Dataset records below:
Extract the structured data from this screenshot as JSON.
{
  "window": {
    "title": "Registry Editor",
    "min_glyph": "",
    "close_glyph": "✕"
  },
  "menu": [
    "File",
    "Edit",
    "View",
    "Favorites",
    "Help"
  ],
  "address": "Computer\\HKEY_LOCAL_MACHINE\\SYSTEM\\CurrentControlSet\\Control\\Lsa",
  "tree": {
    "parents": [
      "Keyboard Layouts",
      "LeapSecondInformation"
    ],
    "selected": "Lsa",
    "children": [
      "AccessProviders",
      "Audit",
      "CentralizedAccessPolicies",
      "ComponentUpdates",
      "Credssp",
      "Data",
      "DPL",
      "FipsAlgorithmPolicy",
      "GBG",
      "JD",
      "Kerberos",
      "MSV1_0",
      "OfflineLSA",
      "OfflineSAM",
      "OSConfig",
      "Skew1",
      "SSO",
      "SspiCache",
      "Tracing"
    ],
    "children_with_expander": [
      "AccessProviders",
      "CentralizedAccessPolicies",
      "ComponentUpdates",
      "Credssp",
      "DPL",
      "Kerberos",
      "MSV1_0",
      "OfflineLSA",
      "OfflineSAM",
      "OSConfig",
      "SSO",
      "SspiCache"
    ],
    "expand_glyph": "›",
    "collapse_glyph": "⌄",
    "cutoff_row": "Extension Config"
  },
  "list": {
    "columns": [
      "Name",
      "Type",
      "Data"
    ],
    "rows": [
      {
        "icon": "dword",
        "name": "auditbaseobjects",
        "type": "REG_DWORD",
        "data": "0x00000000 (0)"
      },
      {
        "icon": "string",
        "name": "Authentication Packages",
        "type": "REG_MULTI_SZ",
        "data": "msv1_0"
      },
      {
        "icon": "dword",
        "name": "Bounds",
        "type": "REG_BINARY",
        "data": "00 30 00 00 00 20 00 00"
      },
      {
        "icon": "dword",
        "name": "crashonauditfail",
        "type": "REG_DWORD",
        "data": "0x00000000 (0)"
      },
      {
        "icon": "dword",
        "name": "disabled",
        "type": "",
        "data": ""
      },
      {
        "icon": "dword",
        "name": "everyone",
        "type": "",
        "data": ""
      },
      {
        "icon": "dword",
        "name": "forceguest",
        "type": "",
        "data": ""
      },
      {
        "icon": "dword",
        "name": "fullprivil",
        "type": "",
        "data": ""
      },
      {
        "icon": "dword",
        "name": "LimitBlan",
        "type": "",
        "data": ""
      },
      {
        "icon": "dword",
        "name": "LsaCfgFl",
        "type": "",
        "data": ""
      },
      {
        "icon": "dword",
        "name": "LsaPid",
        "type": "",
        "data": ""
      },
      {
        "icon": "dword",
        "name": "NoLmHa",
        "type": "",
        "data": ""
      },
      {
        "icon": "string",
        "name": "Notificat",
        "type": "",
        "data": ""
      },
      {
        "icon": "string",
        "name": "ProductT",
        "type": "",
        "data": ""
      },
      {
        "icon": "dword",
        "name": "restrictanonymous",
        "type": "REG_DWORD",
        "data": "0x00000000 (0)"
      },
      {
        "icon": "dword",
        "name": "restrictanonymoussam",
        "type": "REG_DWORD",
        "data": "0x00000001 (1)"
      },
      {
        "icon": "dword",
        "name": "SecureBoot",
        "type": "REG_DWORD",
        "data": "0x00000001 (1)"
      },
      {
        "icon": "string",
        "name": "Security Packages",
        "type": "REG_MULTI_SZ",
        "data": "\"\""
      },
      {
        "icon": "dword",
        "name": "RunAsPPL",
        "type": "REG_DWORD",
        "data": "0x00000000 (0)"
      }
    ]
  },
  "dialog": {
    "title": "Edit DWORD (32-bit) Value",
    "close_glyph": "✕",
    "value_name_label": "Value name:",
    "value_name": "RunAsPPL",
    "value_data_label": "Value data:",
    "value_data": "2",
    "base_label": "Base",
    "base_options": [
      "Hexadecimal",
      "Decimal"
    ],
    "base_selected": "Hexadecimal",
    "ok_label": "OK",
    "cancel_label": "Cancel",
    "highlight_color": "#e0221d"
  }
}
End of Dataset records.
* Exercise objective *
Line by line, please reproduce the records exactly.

* Solution *
Extract the structured data from this screenshot as JSON.
{
  "window": {
    "title": "Registry Editor",
    "min_glyph": "",
    "close_glyph": "✕"
  },
  "menu": [
    "File",
    "Edit",
    "View",
    "Favorites",
    "Help"
  ],
  "address": "Computer\\HKEY_LOCAL_MACHINE\\SYSTEM\\CurrentControlSet\\Control\\Lsa",
  "tree": {
    "parents": [
      "Keyboard Layouts",
      "LeapSecondInformation"
    ],
    "selected": "Lsa",
    "children": [
      "AccessProviders",
      "Audit",
      "CentralizedAccessPolicies",
      "ComponentUpdates",
      "Credssp",
      "Data",
      "DPL",
      "FipsAlgorithmPolicy",
      "GBG",
      "JD",
      "Kerberos",
      "MSV1_0",
      "OfflineLSA",
      "OfflineSAM",
      "OSConfig",
      "Skew1",
      "SSO",
      "SspiCache",
      "Tracing"
    ],
    "children_with_expander": [
      "AccessProviders",
      "CentralizedAccessPolicies",
      "ComponentUpdates",
      "Credssp",
      "DPL",
      "Kerberos",
      "MSV1_0",
      "OfflineLSA",
      "OfflineSAM",
      "OSConfig",
      "SSO",
      "SspiCache"
    ],
    "expand_glyph": "›",
    "collapse_glyph": "⌄",
    "cutoff_row": "Extension Config"
  },
  "list": {
    "columns": [
      "Name",
      "Type",
      "Data"
    ],
    "rows": [
      {
        "icon": "dword",
        "name": "auditbaseobjects",
        "type": "REG_DWORD",
        "data": "0x00000000 (0)"
      },
      {
        "icon": "string",
        "name": "Authentication Packages",
        "type": "REG_MULTI_SZ",
        "data": "msv1_0"
      },
      {
        "icon": "dword",
        "name": "Bounds",
        "type": "REG_BINARY",
        "data": "00 30 00 00 00 20 00 00"
      },
      {
        "icon": "dword",
        "name": "crashonauditfail",
        "type": "REG_DWORD",
        "data": "0x00000000 (0)"
      },
      {
        "icon": "dword",
        "name": "disabled",
        "type": "",
        "data": ""
      },
      {
        "icon": "dword",
        "name": "everyone",
        "type": "",
        "data": ""
      },
      {
        "icon": "dword",
        "name": "forceguest",
        "type": "",
        "data": ""
      },
      {
        "icon": "dword",
        "name": "fullprivil",
        "type": "",
        "data": ""
      },
      {
        "icon": "dword",
        "name": "LimitBlan",
        "type": "",
        "data": ""
      },
      {
        "icon": "dword",
        "name": "LsaCfgFl",
        "type": "",
        "data": ""
      },
      {
        "icon": "dword",
        "name": "LsaPid",
        "type": "",
        "data": ""
      },
      {
        "icon": "dword",
        "name": "NoLmHa",
        "type": "",
        "data": ""
      },
      {
        "icon": "string",
        "name": "Notificat",
        "type": "",
        "data": ""
      },
      {
        "icon": "string",
        "name": "ProductT",
        "type": "",
        "data": ""
      },
      {
        "icon": "dword",
        "name": "restrictanonymous",
        "type": "REG_DWORD",
        "data": "0x00000000 (0)"
      },
      {
        "icon": "dword",
        "name": "restrictanonymoussam",
        "type": "REG_DWORD",
        "data": "0x00000001 (1)"
      },
      {
        "icon": "dword",
        "name": "SecureBoot",
        "type": "REG_DWORD",
        "data": "0x00000001 (1)"
      },
      {
        "icon": "string",
        "name": "Security Packages",
        "type": "REG_MULTI_SZ",
        "data": "\"\""
      },
      {
        "icon": "dword",
        "name": "RunAsPPL",
        "type": "REG_DWORD",
        "data": "0x00000000 (0)"
      }
    ]
  },
  "dialog": {
    "title": "Edit DWORD (32-bit) Value",
    "close_glyph": "✕",
    "value_name_label": "Value name:",
    "value_name": "RunAsPPL",
    "value_data_label": "Value data:",
    "value_data": "2",
    "base_label": "Base",
    "base_options": [
      "Hexadecimal",
      "Decimal"
    ],
    "base_selected": "Hexadecimal",
    "ok_label": "OK",
    "cancel_label": "Cancel",
    "highlight_color": "#e0221d"
  }
}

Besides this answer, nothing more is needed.